Workflow systems impact patients in different ways. Through workflow systems, healthcare providers are able to adhere to the steps required in achieving effective patient outcomes (Sutton et al., 2020). Therefore, organizations that utilize workflow systems are able to achieve high-quality outcomes among the patients. In other words, patients often tend to have great experience in organizations that utilize effective workflow systems.
Heslop, L., Power, R., & Cranwell, K. (2017). Building workforce capacity for complex care coordination: a function analysis of workflow activity. Human resources for health, 12(1), 1-11. https://link.springer.com/article/10.1186/1478-4491-12-52
McGrath, S. P., Perreard, I. M., Garland, M. D., Converse, K. A., & Mackenzie, T. A. (2018). Improving patient safety and clinician workflow in the general care setting with enhanced surveillance monitoring. IEEE journal of biomedical and health informatics, 23(2), 857-866. https://ieeexplore.ieee.org/abstract/document/8356654/

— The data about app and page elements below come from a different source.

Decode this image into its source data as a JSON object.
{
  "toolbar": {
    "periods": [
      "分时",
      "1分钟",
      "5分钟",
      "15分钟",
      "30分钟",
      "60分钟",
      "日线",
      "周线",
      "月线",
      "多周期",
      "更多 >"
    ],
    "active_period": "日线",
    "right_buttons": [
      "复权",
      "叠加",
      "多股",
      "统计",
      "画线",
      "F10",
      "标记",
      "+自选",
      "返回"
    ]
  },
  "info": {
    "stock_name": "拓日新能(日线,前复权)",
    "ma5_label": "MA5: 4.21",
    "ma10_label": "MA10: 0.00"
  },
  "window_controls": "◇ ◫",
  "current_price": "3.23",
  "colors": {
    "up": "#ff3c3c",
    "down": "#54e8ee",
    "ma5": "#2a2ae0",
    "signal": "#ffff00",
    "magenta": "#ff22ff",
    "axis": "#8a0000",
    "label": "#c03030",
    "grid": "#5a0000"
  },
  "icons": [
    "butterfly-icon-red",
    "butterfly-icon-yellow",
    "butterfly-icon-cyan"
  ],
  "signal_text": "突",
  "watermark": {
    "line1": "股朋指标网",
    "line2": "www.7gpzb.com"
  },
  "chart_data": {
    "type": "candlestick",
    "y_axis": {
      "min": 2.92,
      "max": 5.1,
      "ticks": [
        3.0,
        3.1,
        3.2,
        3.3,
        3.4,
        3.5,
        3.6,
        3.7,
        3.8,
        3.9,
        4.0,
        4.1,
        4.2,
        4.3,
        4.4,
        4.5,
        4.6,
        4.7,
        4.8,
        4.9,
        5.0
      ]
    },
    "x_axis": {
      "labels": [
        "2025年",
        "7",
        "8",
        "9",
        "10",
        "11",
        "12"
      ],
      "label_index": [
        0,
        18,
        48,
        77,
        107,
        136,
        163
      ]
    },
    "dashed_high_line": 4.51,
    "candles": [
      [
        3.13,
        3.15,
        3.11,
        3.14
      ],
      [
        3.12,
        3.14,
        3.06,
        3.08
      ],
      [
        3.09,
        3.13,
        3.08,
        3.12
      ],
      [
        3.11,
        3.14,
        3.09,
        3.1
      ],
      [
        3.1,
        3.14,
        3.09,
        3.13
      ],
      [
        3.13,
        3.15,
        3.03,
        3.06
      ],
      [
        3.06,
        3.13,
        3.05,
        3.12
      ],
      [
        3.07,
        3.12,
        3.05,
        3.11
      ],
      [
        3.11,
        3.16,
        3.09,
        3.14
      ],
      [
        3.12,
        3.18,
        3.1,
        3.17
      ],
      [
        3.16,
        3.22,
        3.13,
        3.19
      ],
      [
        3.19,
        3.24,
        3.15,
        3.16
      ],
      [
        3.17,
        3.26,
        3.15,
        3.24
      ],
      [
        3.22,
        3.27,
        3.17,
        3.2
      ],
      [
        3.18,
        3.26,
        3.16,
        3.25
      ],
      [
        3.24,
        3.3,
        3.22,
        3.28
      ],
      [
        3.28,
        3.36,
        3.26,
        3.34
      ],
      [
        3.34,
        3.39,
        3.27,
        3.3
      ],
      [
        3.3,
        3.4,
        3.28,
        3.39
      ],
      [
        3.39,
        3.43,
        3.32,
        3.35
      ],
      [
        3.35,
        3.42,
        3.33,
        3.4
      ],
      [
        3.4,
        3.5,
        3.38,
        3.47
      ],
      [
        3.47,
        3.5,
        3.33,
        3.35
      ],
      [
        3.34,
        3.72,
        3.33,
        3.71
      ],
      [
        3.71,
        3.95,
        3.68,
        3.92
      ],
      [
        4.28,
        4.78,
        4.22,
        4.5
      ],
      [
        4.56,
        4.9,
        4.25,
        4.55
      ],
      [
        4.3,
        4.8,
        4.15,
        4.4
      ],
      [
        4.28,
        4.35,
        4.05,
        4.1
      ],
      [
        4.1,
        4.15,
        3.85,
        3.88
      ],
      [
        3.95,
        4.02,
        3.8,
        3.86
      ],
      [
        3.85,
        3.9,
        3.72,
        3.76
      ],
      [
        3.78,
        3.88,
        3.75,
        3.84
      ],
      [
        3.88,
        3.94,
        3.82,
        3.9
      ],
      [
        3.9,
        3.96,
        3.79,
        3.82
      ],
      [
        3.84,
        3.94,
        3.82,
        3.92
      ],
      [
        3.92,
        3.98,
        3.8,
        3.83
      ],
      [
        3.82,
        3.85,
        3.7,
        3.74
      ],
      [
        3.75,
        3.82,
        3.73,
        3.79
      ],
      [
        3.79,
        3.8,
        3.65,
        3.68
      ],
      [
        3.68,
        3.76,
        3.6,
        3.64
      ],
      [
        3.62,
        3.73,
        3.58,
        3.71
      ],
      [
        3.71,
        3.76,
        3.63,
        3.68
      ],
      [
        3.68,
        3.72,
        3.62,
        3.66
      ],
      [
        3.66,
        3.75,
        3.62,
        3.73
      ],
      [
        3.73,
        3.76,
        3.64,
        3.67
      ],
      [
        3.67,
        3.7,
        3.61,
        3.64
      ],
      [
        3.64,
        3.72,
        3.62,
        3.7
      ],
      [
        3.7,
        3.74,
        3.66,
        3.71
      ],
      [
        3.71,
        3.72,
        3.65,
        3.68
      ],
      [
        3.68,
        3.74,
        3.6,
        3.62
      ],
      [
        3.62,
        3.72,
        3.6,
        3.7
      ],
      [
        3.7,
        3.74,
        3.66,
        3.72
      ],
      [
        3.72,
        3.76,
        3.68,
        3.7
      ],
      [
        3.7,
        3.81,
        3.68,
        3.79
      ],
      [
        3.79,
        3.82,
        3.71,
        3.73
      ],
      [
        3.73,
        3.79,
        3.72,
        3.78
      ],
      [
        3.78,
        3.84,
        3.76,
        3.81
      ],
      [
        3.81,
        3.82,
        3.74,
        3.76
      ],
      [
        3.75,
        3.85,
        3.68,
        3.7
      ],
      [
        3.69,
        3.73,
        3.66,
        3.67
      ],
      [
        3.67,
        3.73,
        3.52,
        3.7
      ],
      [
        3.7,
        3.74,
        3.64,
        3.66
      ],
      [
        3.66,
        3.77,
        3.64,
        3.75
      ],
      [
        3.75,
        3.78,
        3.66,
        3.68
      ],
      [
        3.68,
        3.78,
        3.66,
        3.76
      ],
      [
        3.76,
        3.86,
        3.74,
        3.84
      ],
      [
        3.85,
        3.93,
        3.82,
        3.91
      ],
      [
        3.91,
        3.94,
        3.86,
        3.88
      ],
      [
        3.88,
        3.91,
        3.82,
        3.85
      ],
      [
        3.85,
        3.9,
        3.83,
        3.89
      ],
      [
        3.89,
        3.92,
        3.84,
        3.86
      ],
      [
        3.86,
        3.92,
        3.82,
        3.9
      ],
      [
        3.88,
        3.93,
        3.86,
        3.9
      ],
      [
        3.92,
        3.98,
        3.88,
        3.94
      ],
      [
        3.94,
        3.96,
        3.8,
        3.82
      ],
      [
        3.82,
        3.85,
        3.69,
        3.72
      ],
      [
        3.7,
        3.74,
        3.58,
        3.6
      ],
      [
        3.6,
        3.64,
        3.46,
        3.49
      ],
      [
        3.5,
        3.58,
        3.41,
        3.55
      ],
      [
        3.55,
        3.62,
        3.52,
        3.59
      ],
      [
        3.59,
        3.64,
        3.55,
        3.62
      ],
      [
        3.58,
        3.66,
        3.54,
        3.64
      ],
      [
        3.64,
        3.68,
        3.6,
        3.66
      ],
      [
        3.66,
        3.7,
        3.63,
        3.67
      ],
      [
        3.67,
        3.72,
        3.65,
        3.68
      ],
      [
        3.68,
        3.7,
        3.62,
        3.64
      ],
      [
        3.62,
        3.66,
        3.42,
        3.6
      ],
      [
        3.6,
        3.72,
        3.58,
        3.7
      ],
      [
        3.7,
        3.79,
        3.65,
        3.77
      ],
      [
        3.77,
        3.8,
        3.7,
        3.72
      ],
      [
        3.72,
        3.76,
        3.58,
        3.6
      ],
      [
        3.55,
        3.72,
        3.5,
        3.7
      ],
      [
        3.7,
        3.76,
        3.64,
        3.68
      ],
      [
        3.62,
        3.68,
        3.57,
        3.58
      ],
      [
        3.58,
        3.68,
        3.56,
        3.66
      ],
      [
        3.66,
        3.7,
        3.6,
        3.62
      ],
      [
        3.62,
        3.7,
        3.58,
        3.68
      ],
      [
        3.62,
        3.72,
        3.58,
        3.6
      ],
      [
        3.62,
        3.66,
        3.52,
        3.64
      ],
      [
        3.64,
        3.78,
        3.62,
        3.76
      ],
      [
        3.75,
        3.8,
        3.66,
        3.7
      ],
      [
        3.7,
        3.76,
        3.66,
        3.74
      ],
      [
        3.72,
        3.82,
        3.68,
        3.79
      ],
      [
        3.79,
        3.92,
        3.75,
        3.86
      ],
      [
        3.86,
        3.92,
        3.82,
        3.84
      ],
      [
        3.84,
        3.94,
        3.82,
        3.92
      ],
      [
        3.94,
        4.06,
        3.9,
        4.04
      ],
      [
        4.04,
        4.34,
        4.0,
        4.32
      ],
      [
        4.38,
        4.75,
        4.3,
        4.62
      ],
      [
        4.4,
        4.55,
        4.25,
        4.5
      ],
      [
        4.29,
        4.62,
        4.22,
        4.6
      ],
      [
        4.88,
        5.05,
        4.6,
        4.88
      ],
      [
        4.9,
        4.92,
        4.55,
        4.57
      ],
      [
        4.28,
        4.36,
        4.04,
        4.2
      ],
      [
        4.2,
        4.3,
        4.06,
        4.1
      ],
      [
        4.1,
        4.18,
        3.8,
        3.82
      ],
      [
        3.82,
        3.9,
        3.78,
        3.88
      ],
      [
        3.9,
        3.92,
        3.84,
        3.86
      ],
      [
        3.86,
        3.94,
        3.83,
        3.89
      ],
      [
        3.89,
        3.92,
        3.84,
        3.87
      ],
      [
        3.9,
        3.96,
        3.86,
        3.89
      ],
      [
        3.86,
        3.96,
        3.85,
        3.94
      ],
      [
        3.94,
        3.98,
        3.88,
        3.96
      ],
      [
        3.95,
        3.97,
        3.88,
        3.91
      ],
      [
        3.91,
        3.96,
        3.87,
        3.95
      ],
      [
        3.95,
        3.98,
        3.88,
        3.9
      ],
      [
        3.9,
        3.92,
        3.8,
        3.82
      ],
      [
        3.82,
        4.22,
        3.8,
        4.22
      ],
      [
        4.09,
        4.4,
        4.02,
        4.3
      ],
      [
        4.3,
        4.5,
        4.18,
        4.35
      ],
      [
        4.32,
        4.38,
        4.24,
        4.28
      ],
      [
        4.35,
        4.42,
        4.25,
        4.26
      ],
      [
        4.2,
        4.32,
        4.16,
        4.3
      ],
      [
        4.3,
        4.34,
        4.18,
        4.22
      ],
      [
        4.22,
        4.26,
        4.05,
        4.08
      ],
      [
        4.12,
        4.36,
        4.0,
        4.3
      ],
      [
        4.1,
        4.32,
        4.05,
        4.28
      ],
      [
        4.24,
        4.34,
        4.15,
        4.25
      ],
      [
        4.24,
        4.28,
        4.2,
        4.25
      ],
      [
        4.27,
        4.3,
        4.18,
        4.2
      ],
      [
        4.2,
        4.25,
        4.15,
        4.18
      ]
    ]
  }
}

Sutton, D. E., Fogel, J. R., Giard, A. S., Gulker, L. A., Ivory, C. H., & Rosa, A. M. (2020). Defining an Essential Clinical Dataset for Admission Patient History to Reduce Nursing Documentation Burden. Applied Clinical Informatics, 11(03), 464-473. https://www.thieme-connect.com/products/ejournals/html/10.1055/s-0040-1713634